** ABOUT THIS EXERCISE **
Note each line of the listing that contains the string "Claro", and copy it.

··· RECORDS PROVIDED

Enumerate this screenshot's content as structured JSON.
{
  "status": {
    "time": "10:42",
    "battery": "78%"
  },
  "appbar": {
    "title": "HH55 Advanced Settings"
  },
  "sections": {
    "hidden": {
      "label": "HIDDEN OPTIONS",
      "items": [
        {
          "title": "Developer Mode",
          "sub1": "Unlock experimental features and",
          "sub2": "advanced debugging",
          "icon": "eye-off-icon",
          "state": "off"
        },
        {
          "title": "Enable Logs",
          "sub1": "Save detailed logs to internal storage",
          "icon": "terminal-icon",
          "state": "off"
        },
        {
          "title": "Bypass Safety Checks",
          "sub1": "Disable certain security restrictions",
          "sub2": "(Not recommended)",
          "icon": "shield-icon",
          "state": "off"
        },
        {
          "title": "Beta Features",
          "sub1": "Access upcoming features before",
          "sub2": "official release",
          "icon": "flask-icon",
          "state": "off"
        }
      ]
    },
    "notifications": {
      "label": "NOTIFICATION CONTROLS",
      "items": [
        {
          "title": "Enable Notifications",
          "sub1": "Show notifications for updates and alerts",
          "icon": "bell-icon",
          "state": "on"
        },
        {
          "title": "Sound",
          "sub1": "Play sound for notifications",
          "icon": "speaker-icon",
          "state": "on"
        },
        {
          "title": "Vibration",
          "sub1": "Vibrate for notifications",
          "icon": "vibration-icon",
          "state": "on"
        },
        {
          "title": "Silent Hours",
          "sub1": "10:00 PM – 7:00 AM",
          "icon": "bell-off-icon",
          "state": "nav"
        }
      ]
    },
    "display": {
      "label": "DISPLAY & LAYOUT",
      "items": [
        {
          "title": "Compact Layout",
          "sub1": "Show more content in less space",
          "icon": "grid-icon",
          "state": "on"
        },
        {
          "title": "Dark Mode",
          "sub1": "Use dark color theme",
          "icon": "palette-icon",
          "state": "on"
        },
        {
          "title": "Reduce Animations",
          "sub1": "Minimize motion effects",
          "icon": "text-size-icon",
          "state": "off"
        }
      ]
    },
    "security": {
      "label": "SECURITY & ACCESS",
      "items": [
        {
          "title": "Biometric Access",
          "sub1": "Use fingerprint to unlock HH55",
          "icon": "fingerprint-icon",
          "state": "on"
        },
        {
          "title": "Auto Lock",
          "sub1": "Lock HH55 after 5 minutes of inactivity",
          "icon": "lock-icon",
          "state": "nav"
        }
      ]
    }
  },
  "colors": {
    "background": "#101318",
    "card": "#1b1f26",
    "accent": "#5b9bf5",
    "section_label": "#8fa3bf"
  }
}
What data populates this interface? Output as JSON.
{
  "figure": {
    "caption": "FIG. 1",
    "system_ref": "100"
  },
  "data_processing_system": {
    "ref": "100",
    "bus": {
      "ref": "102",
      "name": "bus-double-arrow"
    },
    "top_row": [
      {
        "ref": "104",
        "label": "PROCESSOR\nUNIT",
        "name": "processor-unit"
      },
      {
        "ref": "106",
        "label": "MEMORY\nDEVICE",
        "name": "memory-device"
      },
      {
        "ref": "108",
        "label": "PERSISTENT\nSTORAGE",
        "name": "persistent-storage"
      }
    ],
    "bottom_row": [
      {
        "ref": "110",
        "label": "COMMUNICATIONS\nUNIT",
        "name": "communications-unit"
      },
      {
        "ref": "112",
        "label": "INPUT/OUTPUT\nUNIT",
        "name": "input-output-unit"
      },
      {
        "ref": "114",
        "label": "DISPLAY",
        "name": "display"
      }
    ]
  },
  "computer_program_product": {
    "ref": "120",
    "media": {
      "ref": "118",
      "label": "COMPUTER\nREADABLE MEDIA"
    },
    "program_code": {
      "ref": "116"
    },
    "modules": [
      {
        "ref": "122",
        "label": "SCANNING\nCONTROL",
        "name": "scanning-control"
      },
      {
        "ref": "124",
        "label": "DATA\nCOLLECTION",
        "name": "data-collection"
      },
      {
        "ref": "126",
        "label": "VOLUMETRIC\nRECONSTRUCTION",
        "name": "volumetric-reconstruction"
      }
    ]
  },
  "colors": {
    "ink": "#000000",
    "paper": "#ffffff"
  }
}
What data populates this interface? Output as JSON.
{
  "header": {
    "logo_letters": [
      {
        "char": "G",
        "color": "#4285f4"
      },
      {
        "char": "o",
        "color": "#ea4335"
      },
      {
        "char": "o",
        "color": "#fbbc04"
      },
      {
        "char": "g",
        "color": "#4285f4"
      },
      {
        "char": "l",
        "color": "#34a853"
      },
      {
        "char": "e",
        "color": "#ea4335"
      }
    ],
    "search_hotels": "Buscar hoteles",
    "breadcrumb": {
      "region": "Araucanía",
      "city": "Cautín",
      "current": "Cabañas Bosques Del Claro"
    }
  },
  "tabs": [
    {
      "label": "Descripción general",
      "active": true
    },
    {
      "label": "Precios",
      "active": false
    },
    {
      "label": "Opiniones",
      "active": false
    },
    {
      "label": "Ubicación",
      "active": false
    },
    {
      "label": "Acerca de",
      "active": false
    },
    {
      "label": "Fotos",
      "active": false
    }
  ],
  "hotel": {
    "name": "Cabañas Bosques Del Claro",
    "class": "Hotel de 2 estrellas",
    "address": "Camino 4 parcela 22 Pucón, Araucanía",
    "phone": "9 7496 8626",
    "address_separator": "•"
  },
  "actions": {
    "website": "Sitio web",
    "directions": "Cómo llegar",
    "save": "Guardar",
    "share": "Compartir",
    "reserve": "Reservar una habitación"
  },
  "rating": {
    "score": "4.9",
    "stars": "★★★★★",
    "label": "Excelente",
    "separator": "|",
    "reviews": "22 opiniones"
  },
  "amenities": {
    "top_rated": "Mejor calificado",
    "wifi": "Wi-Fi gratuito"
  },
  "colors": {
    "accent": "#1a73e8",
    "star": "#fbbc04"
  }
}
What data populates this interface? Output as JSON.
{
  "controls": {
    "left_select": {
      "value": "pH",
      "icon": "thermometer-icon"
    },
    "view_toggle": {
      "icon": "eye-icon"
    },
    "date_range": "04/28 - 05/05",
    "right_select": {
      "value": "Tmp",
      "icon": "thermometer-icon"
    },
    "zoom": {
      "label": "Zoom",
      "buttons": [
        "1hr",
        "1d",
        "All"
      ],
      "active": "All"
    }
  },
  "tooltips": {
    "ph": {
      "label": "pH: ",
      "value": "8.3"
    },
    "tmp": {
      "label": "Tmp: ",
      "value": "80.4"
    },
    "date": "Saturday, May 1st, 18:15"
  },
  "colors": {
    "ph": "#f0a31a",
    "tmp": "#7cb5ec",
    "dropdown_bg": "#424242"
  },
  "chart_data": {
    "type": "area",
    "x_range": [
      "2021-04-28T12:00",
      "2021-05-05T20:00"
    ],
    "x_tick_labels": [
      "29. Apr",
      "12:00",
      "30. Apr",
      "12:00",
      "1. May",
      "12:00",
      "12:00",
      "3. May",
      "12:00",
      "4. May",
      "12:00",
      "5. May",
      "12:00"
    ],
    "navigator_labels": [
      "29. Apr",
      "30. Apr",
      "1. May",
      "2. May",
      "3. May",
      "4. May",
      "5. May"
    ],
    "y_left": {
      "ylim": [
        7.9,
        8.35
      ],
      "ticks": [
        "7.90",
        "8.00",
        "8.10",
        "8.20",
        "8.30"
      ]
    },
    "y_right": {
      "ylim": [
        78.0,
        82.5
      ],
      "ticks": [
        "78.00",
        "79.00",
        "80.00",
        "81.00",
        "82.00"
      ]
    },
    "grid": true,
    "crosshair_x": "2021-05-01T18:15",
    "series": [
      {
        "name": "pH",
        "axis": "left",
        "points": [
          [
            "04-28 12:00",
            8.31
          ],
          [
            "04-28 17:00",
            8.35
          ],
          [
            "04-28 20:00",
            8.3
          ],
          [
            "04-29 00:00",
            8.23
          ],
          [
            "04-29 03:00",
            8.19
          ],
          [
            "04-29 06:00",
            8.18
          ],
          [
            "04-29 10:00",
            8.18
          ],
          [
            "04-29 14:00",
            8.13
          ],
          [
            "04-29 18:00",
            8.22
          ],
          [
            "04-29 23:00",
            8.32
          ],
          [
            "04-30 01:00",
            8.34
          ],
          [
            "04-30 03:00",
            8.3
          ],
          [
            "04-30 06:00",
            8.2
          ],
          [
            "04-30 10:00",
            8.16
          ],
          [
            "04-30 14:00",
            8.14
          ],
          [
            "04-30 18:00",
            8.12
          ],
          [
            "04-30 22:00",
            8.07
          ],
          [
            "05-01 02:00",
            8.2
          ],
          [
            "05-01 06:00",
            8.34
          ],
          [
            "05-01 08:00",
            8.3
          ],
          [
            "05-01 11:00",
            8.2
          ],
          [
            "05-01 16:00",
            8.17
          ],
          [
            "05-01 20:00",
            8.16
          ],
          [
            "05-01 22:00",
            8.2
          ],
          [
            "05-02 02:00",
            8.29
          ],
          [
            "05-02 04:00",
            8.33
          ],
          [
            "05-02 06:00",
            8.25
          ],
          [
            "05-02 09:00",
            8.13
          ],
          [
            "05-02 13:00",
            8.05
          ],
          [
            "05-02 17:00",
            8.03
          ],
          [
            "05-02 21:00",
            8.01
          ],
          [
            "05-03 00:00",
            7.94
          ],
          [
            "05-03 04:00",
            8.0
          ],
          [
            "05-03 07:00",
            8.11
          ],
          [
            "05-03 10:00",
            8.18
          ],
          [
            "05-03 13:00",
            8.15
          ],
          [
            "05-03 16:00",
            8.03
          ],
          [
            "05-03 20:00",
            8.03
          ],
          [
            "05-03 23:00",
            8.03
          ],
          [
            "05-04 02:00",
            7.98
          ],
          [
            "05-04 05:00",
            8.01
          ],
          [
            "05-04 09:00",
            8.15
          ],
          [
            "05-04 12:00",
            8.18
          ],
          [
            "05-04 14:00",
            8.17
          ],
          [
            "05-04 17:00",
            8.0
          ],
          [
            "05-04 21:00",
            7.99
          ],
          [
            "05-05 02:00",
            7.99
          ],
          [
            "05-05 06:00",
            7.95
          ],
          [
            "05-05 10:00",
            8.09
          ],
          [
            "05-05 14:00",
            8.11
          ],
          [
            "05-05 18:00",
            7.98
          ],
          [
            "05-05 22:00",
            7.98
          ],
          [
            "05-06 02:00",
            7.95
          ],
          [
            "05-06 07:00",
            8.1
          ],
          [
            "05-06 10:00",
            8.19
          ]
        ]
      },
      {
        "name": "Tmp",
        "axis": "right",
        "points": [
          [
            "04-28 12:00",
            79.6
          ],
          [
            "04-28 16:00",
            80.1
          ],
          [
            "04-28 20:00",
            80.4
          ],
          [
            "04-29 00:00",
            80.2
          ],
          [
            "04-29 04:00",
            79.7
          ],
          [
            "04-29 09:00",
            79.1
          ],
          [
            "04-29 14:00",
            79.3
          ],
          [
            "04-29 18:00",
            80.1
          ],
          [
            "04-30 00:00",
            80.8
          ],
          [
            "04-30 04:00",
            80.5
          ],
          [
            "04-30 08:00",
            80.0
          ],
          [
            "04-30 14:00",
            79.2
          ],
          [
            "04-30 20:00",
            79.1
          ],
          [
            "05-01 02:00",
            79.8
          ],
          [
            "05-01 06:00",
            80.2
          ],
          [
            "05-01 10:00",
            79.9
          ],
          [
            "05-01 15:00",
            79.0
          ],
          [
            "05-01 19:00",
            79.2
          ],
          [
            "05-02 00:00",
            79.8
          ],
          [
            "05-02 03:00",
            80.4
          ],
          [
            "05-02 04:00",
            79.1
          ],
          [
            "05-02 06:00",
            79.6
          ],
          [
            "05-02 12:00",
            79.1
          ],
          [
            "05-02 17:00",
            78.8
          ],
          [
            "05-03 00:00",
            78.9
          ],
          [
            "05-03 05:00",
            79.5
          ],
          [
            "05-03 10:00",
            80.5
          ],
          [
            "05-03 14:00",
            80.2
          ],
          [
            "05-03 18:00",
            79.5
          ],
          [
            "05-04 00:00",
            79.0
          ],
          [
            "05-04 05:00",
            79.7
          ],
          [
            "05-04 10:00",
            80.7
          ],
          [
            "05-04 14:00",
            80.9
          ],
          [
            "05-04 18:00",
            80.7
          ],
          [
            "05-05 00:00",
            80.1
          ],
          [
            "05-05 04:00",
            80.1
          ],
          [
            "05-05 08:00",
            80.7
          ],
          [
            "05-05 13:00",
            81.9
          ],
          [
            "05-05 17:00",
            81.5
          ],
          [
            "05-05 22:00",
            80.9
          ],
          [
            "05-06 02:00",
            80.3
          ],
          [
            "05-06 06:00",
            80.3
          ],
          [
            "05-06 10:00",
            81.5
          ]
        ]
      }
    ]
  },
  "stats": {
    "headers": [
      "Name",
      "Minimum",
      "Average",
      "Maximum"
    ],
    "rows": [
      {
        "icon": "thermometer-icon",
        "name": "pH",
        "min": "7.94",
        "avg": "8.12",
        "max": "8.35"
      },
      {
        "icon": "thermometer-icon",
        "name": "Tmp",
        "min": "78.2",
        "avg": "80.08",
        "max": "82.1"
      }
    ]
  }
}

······

** YOUR SOLUTION **
      "current": "Cabañas Bosques Del Claro"
    "name": "Cabañas Bosques Del Claro",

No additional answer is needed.